The Israel Labour Party will strive to create a new reality in which there will be no more terrorism and war, and in which tremendous financial resources will no longer be committed to the arms race. Israel's peace and security policy will be aimed toward ending the Israeli-Arab conflict. The regional policy will be based on pursuing economic cooperation in various fields; mutual ties in the areas of culture, science and technology; joint development of the standard of living and welfare; and fulfilling the promise of a better future with greater opportunities for the young generation in our region. In order to achieve this goal, Israel will continue to conduct peace negotiations, while at the same time, combating the forces of fundamentalism and terrorism that aim to destroy this process. This new reality will strengthen Israel's security and standing and will encourage economic prosperity and the welfare of the state.
The negotiations will be based on the Oslo Accords, with guarantees for the State of Israel to exist in peace and security within defensible borders, and with precise definitions of the elements for the normalization of relations between Israel and its neighbors:
United Jerusalem, the capital of Israel, under Israeli sovereignty. The Palestinian residents of the city will enjoy municipal rights in the quarters in which they reside, and special arrangements will be established for the sites sacred to Christianity and Islam.
2. Self-Determination for the Palestinians:
The Labour Party recognizes the Palestinians' right to self-determination, and does not rule out in this connection the establishment of a Palestinian state with limited sovereignty.
The Jordan river will be Israel's eastern security border and there will be no other army stationed to the west of it.
4. Borders and Settlements:
Israel extends its sovereignty over areas that are major Jewish settlement blocs.
5. The Right of Return:
Israel does not recognize the right of return of Palestinians to areas under Israeli sovereignty. Israel will negotiate with the Palestinians on allowing the return to areas under Palestinian control.
The Israel Labour Party will continue to pursue a peace agreement with Syria. Within the framework of the peace agreement, Israel will be open to compromise on the basis of land for peace and security, U.N. Security Council Resolutions 242 and 338, and the guidelines of the Madrid Conference.
Within the framework of a peace agreement, Israel demands strict and diverse security arrangements. Israel insists that a peace agreement with Syria will include Syria's obligation to prevent hostile activities against Israel, emanating from its soil and areas under its control.
Type of Agreement and its Implementation:
The agreement will be implemented gradually and will be accompanied by confidence building measures. Within the framework of the peace agreement, Israel insists on the full normalization of relations considered standard among neighboring countries living in peace.
The Question of Water:
An agreement of the source of water, its protection, development and use will be an integral part of the peace agreement.
POWs and MIAs:
In any peace agreement with Syria, Israel will demand that the Syrian government work toward the return of Israel's POWs and provide any and all information on the fate of its MIAs. Israel will also insist that Syria enable the return of the remains of Eli Cohen.
Existing settlements on the Golan will be strengthened.
Amir Peretz, the chair of Israel's Labor Party, has developed a new platform for Labor that calls for the creation of a permanent Palestinian state and a plan to "lease" the West Bank settlement blocs from the Palestinians.

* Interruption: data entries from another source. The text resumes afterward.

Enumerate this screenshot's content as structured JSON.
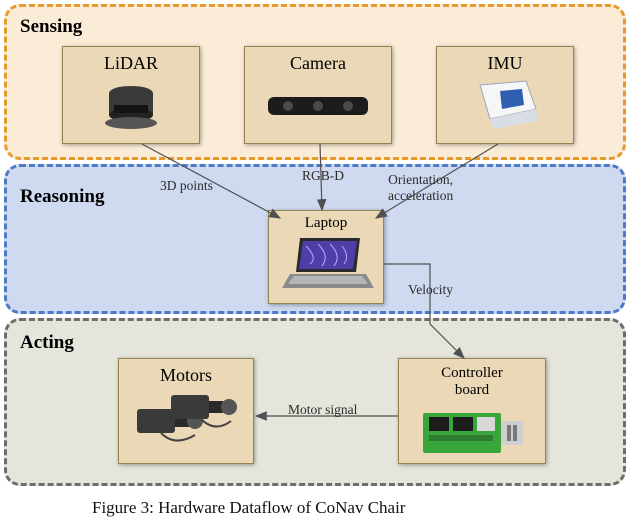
{
  "sections": {
    "sensing": {
      "label": "Sensing"
    },
    "reasoning": {
      "label": "Reasoning"
    },
    "acting": {
      "label": "Acting"
    }
  },
  "nodes": {
    "lidar": {
      "title": "LiDAR"
    },
    "camera": {
      "title": "Camera"
    },
    "imu": {
      "title": "IMU"
    },
    "laptop": {
      "title": "Laptop"
    },
    "motors": {
      "title": "Motors"
    },
    "controller": {
      "title": "Controller\nboard"
    }
  },
  "edges": {
    "lidar_laptop": {
      "label": "3D points"
    },
    "camera_laptop": {
      "label": "RGB-D"
    },
    "imu_laptop": {
      "label": "Orientation,\nacceleration"
    },
    "laptop_ctrl": {
      "label": "Velocity"
    },
    "ctrl_motors": {
      "label": "Motor signal"
    }
  },
  "caption": "Figure 3: Hardware Dataflow of CoNav Chair"
}
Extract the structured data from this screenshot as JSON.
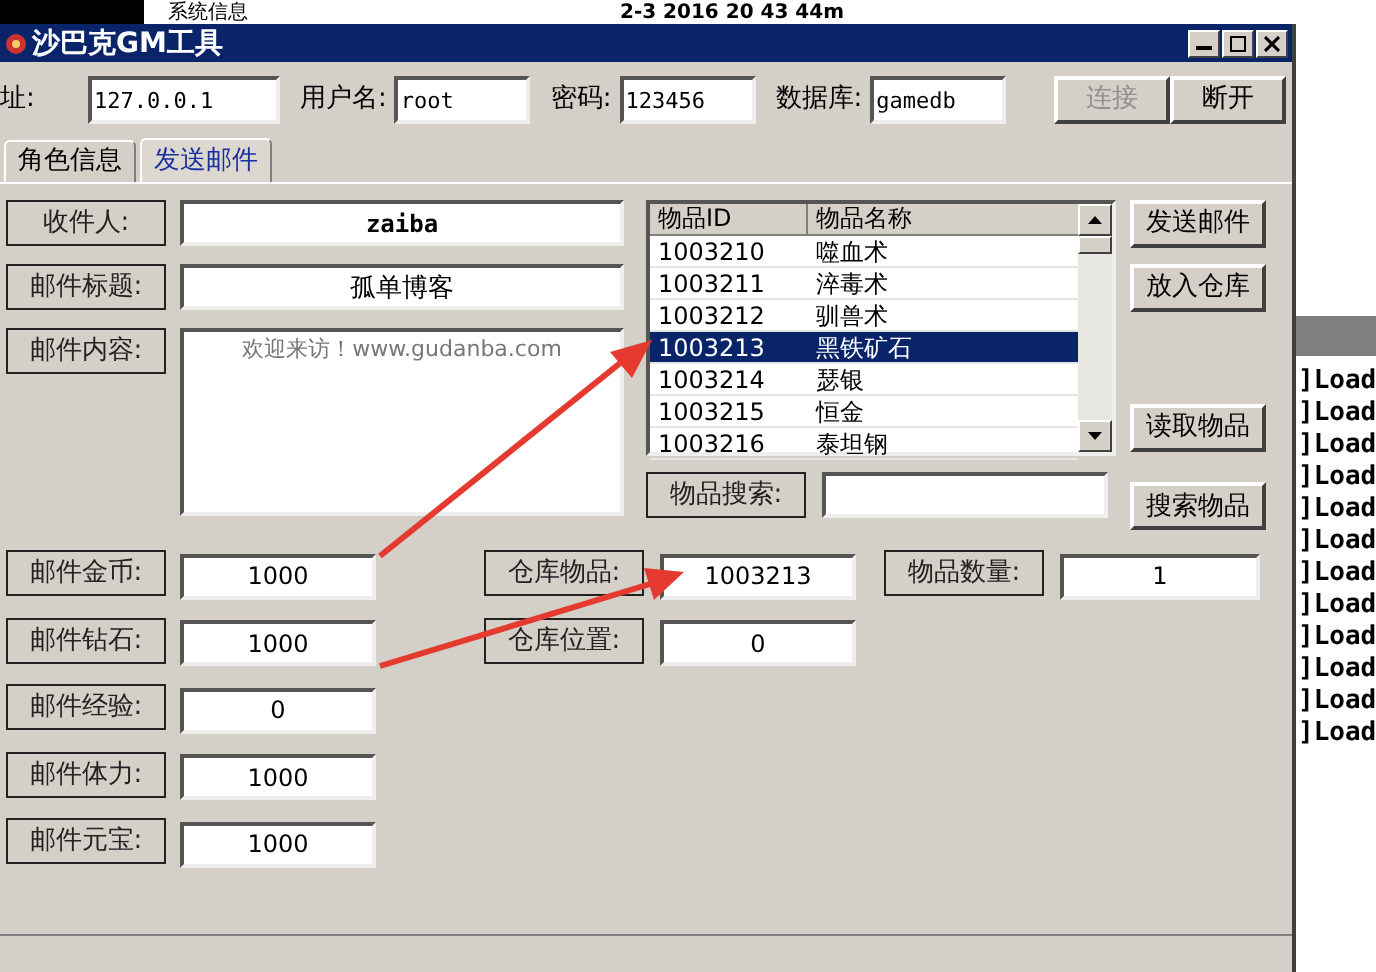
{
  "background": {
    "texts": [
      "系统信息",
      "2-3 2016 20 43 44m"
    ],
    "log_lines": [
      "]Load",
      "]Load",
      "]Load",
      "]Load",
      "]Load",
      "]Load",
      "]Load",
      "]Load",
      "]Load",
      "]Load",
      "]Load",
      "]Load"
    ]
  },
  "window": {
    "title": "沙巴克GM工具"
  },
  "connection": {
    "fields": [
      {
        "label": "址:",
        "value": "127.0.0.1"
      },
      {
        "label": "用户名:",
        "value": "root"
      },
      {
        "label": "密码:",
        "value": "123456"
      },
      {
        "label": "数据库:",
        "value": "gamedb"
      }
    ],
    "buttons": [
      {
        "label": "连接",
        "disabled": true
      },
      {
        "label": "断开",
        "disabled": false
      }
    ]
  },
  "tabs": [
    {
      "label": "角色信息",
      "selected": false
    },
    {
      "label": "发送邮件",
      "selected": true
    }
  ],
  "mail_fields": [
    {
      "label": "收件人:",
      "value": "zaiba",
      "kind": "line"
    },
    {
      "label": "邮件标题:",
      "value": "孤单博客",
      "kind": "line"
    },
    {
      "label": "邮件内容:",
      "value": "欢迎来访！www.gudanba.com",
      "kind": "multiline"
    }
  ],
  "item_list": {
    "columns": [
      "物品ID",
      "物品名称"
    ],
    "rows": [
      {
        "cells": [
          "1003210",
          "噬血术"
        ],
        "selected": false
      },
      {
        "cells": [
          "1003211",
          "淬毒术"
        ],
        "selected": false
      },
      {
        "cells": [
          "1003212",
          "驯兽术"
        ],
        "selected": false
      },
      {
        "cells": [
          "1003213",
          "黑铁矿石"
        ],
        "selected": true
      },
      {
        "cells": [
          "1003214",
          "瑟银"
        ],
        "selected": false
      },
      {
        "cells": [
          "1003215",
          "恒金"
        ],
        "selected": false
      },
      {
        "cells": [
          "1003216",
          "泰坦钢"
        ],
        "selected": false
      }
    ]
  },
  "side_buttons": [
    "发送邮件",
    "放入仓库",
    "读取物品",
    "搜索物品"
  ],
  "search": {
    "label": "物品搜索:"
  },
  "attachment_fields": [
    {
      "label": "邮件金币:",
      "value": "1000"
    },
    {
      "label": "邮件钻石:",
      "value": "1000"
    },
    {
      "label": "邮件经验:",
      "value": "0"
    },
    {
      "label": "邮件体力:",
      "value": "1000"
    },
    {
      "label": "邮件元宝:",
      "value": "1000"
    }
  ],
  "warehouse": [
    {
      "label": "仓库物品:",
      "value": "1003213"
    },
    {
      "label": "物品数量:",
      "value": "1"
    },
    {
      "label": "仓库位置:",
      "value": "0"
    }
  ]
}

The platform contains a so-called "Hong Kong principle," which refers to the agreement between Great Britain and China in 1898 where Great Britain leased Hong Kong for 99 years. China regained sovereignty over Hong Kong in 1997, and pledged that it would keep it democratic character. Peretz wants to do the same with the West Bank, where he would "lease" the settlement blocs of Ma'ale Adumim, Gush Etzion and Ariel from the Palestinians in exchange for money or land.
The platform also outlines a timetable for renewed peace negotiations with the elected Palestinian leadership, which would not include an agreement for a temporary Palestinian state. Peretz believes that a temporary Palestinian state based on the conditions of ending violence and terrorism is not a good solution because the violence will only continue against Israel. Israel would only consider acting unilaterally, as it did with the implementation of the disengagement plan from the Gaza Strip in August 2005, if negotiations failed. Under Peretz, Israel would not conduct negotiations with Hamas, even if they are elected to the Palestinian government.
All outposts must be immediately dismantled and removed because they undermine the peace process, according to the platform. Peretz has been highly critical of Ariel Sharon because he says he gives more money to the establishing of settlements and outposts and ignores the Galilee and Negev regions inside Israel proper.
The platform also states that Jerusalem is the undivided capital of Israel and the Jewish people, but will consider giving the Palestinians a capital in the surrounding villages and towns by raising the issue of municipal boundaries.